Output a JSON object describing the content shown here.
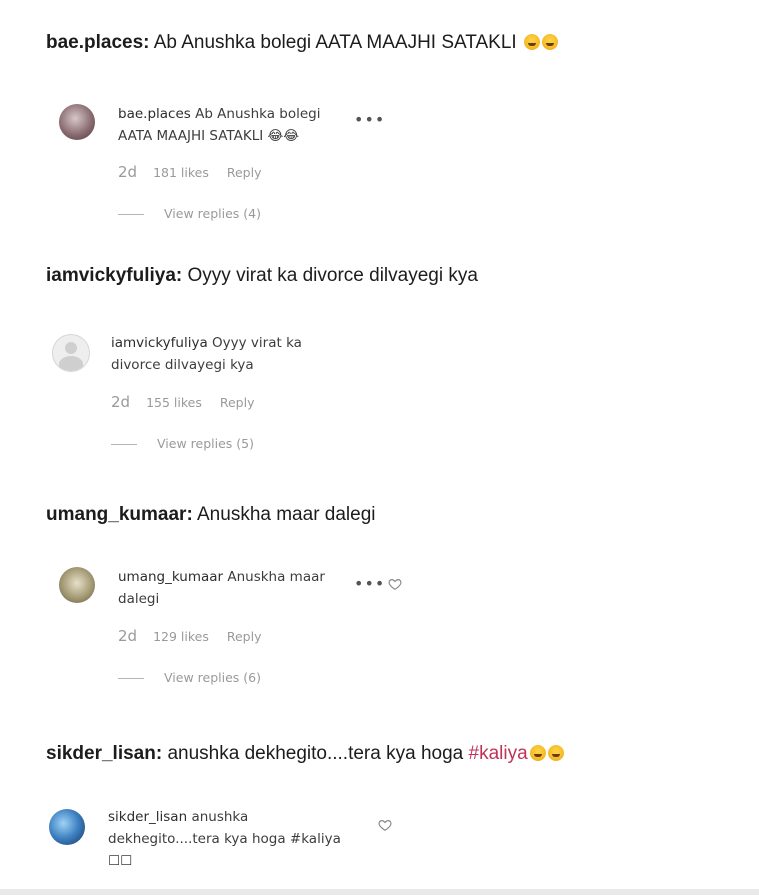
{
  "posts": [
    {
      "headline_user": "bae.places:",
      "headline_text": " Ab Anushka bolegi AATA MAAJHI SATAKLI ",
      "headline_emojis": [
        "laughing-tears",
        "laughing-tears"
      ],
      "card_user": "bae.places",
      "card_line1": " Ab Anushka bolegi",
      "card_line2": "AATA MAAJHI SATAKLI 😂😂",
      "age": "2d",
      "likes": "181 likes",
      "reply": "Reply",
      "view_replies": "View replies (4)"
    },
    {
      "headline_user": "iamvickyfuliya:",
      "headline_text": " Oyyy virat ka divorce dilvayegi kya",
      "card_user": "iamvickyfuliya",
      "card_line1": " Oyyy virat ka",
      "card_line2": "divorce dilvayegi kya",
      "age": "2d",
      "likes": "155 likes",
      "reply": "Reply",
      "view_replies": "View replies (5)"
    },
    {
      "headline_user": "umang_kumaar:",
      "headline_text": " Anuskha maar dalegi",
      "card_user": "umang_kumaar",
      "card_line1": " Anuskha maar",
      "card_line2": "dalegi",
      "age": "2d",
      "likes": "129 likes",
      "reply": "Reply",
      "view_replies": "View replies (6)"
    },
    {
      "headline_user": "sikder_lisan:",
      "headline_text": " anushka dekhegito....tera kya hoga ",
      "headline_hashtag": "#kaliya",
      "headline_emojis": [
        "rolling-laughing",
        "rolling-laughing"
      ],
      "card_user": "sikder_lisan",
      "card_line1": " anushka",
      "card_line2": "dekhegito....tera kya hoga #kaliya",
      "card_line3": "☐☐"
    }
  ],
  "icons": {
    "more": "more-options-icon",
    "like": "heart-icon"
  },
  "colors": {
    "hashtag": "#c0325a",
    "muted": "#9a9a9a"
  }
}
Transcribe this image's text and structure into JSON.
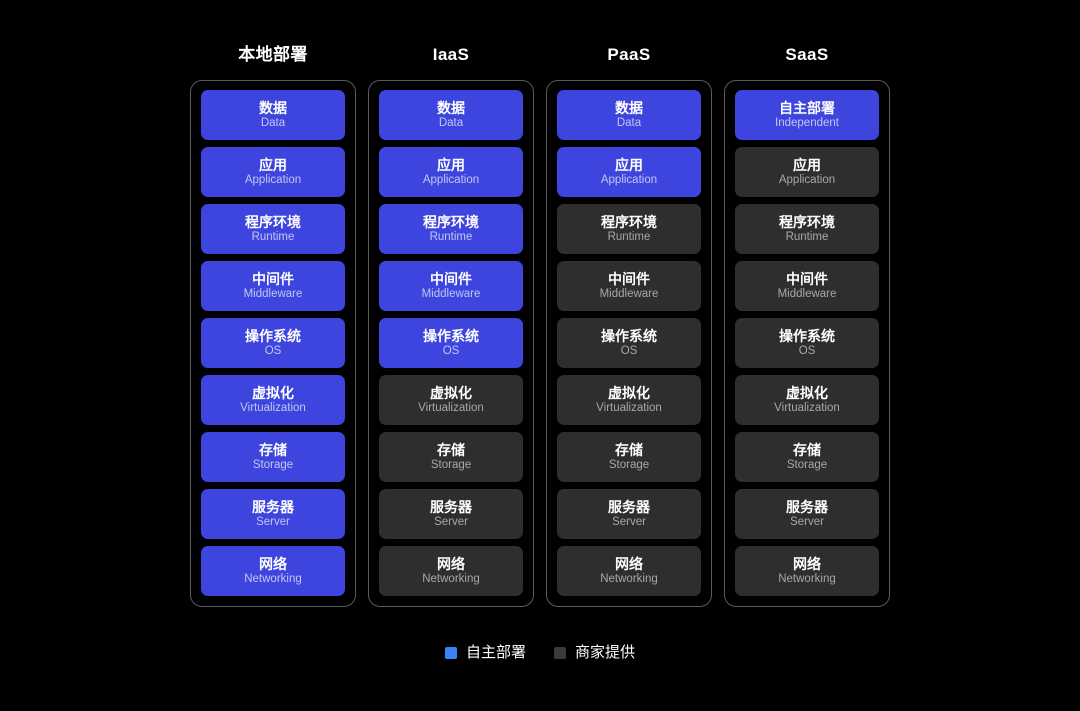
{
  "background_color": "#000000",
  "colors": {
    "self_deployed": "#3d45de",
    "vendor_provided": "#2e2e2e",
    "legend_self_deployed": "#3b82f6",
    "legend_vendor_provided": "#3a3a3a",
    "frame_border": "#5a5a5a",
    "title_text": "#ffffff",
    "en_on_blue": "#c3c7f2",
    "en_on_gray": "#a8a8a8"
  },
  "columns": [
    {
      "title": "本地部署",
      "layers": [
        {
          "zh": "数据",
          "en": "Data",
          "owner": "self"
        },
        {
          "zh": "应用",
          "en": "Application",
          "owner": "self"
        },
        {
          "zh": "程序环境",
          "en": "Runtime",
          "owner": "self"
        },
        {
          "zh": "中间件",
          "en": "Middleware",
          "owner": "self"
        },
        {
          "zh": "操作系统",
          "en": "OS",
          "owner": "self"
        },
        {
          "zh": "虚拟化",
          "en": "Virtualization",
          "owner": "self"
        },
        {
          "zh": "存储",
          "en": "Storage",
          "owner": "self"
        },
        {
          "zh": "服务器",
          "en": "Server",
          "owner": "self"
        },
        {
          "zh": "网络",
          "en": "Networking",
          "owner": "self"
        }
      ]
    },
    {
      "title": "IaaS",
      "layers": [
        {
          "zh": "数据",
          "en": "Data",
          "owner": "self"
        },
        {
          "zh": "应用",
          "en": "Application",
          "owner": "self"
        },
        {
          "zh": "程序环境",
          "en": "Runtime",
          "owner": "self"
        },
        {
          "zh": "中间件",
          "en": "Middleware",
          "owner": "self"
        },
        {
          "zh": "操作系统",
          "en": "OS",
          "owner": "self"
        },
        {
          "zh": "虚拟化",
          "en": "Virtualization",
          "owner": "vendor"
        },
        {
          "zh": "存储",
          "en": "Storage",
          "owner": "vendor"
        },
        {
          "zh": "服务器",
          "en": "Server",
          "owner": "vendor"
        },
        {
          "zh": "网络",
          "en": "Networking",
          "owner": "vendor"
        }
      ]
    },
    {
      "title": "PaaS",
      "layers": [
        {
          "zh": "数据",
          "en": "Data",
          "owner": "self"
        },
        {
          "zh": "应用",
          "en": "Application",
          "owner": "self"
        },
        {
          "zh": "程序环境",
          "en": "Runtime",
          "owner": "vendor"
        },
        {
          "zh": "中间件",
          "en": "Middleware",
          "owner": "vendor"
        },
        {
          "zh": "操作系统",
          "en": "OS",
          "owner": "vendor"
        },
        {
          "zh": "虚拟化",
          "en": "Virtualization",
          "owner": "vendor"
        },
        {
          "zh": "存储",
          "en": "Storage",
          "owner": "vendor"
        },
        {
          "zh": "服务器",
          "en": "Server",
          "owner": "vendor"
        },
        {
          "zh": "网络",
          "en": "Networking",
          "owner": "vendor"
        }
      ]
    },
    {
      "title": "SaaS",
      "layers": [
        {
          "zh": "自主部署",
          "en": "Independent",
          "owner": "self"
        },
        {
          "zh": "应用",
          "en": "Application",
          "owner": "vendor"
        },
        {
          "zh": "程序环境",
          "en": "Runtime",
          "owner": "vendor"
        },
        {
          "zh": "中间件",
          "en": "Middleware",
          "owner": "vendor"
        },
        {
          "zh": "操作系统",
          "en": "OS",
          "owner": "vendor"
        },
        {
          "zh": "虚拟化",
          "en": "Virtualization",
          "owner": "vendor"
        },
        {
          "zh": "存储",
          "en": "Storage",
          "owner": "vendor"
        },
        {
          "zh": "服务器",
          "en": "Server",
          "owner": "vendor"
        },
        {
          "zh": "网络",
          "en": "Networking",
          "owner": "vendor"
        }
      ]
    }
  ],
  "legend": {
    "items": [
      {
        "label": "自主部署",
        "color": "#3b82f6",
        "key": "self"
      },
      {
        "label": "商家提供",
        "color": "#3a3a3a",
        "key": "vendor"
      }
    ]
  }
}
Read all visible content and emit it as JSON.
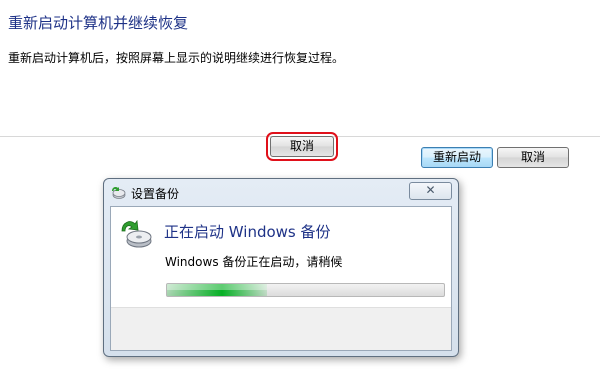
{
  "page": {
    "title": "重新启动计算机并继续恢复",
    "instruction": "重新启动计算机后，按照屏幕上显示的说明继续进行恢复过程。"
  },
  "buttons": {
    "restart": "重新启动",
    "cancel": "取消"
  },
  "dialog": {
    "title": "设置备份",
    "close_label": "✕",
    "heading": "正在启动 Windows 备份",
    "status": "Windows 备份正在启动，请稍候",
    "progress": 0.36,
    "cancel": "取消",
    "highlight_color": "#e0101a"
  },
  "icons": {
    "dialog_app": "backup-setup-icon",
    "body": "windows-backup-icon",
    "close": "close-icon"
  },
  "colors": {
    "heading_blue": "#1e3287",
    "progress_green": "#06b025"
  }
}
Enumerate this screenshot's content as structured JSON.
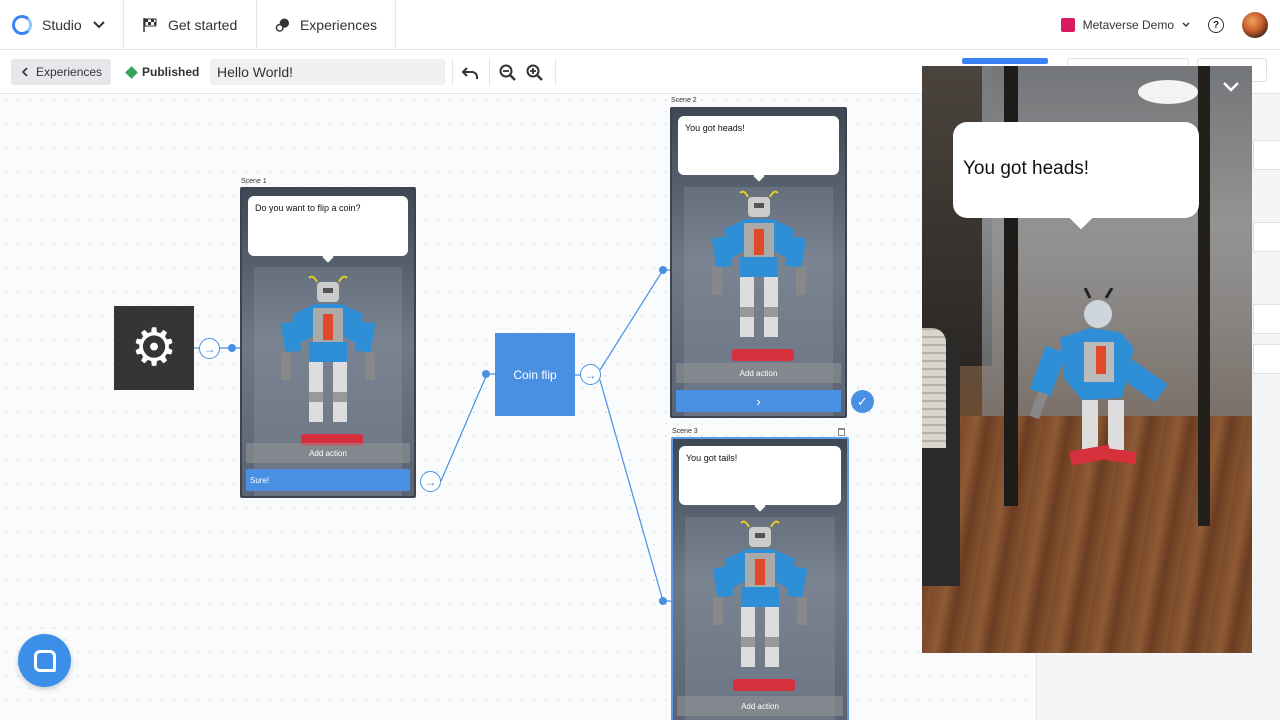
{
  "nav": {
    "studio_label": "Studio",
    "get_started_label": "Get started",
    "experiences_label": "Experiences",
    "workspace_name": "Metaverse Demo",
    "workspace_color": "#d81b60",
    "help_glyph": "?"
  },
  "toolbar": {
    "back_label": "Experiences",
    "status_label": "Published",
    "status_color": "#3aa35b",
    "title_value": "Hello World!"
  },
  "canvas": {
    "trigger_icon": "gear-icon",
    "scene1": {
      "label": "Scene 1",
      "bubble_text": "Do you want to flip a coin?",
      "add_action_label": "Add action",
      "choice_label": "Sure!"
    },
    "coin_flip_label": "Coin flip",
    "scene2": {
      "label": "Scene 2",
      "bubble_text": "You got heads!",
      "add_action_label": "Add action",
      "choice_glyph": "›"
    },
    "scene3": {
      "label": "Scene 3",
      "bubble_text": "You got tails!",
      "add_action_label": "Add action"
    },
    "accent_color": "#4a90e2"
  },
  "preview": {
    "bubble_text": "You got heads!",
    "close_glyph": "⌄"
  }
}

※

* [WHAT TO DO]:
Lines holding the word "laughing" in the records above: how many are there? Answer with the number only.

* [RESPONSE AREA]:
4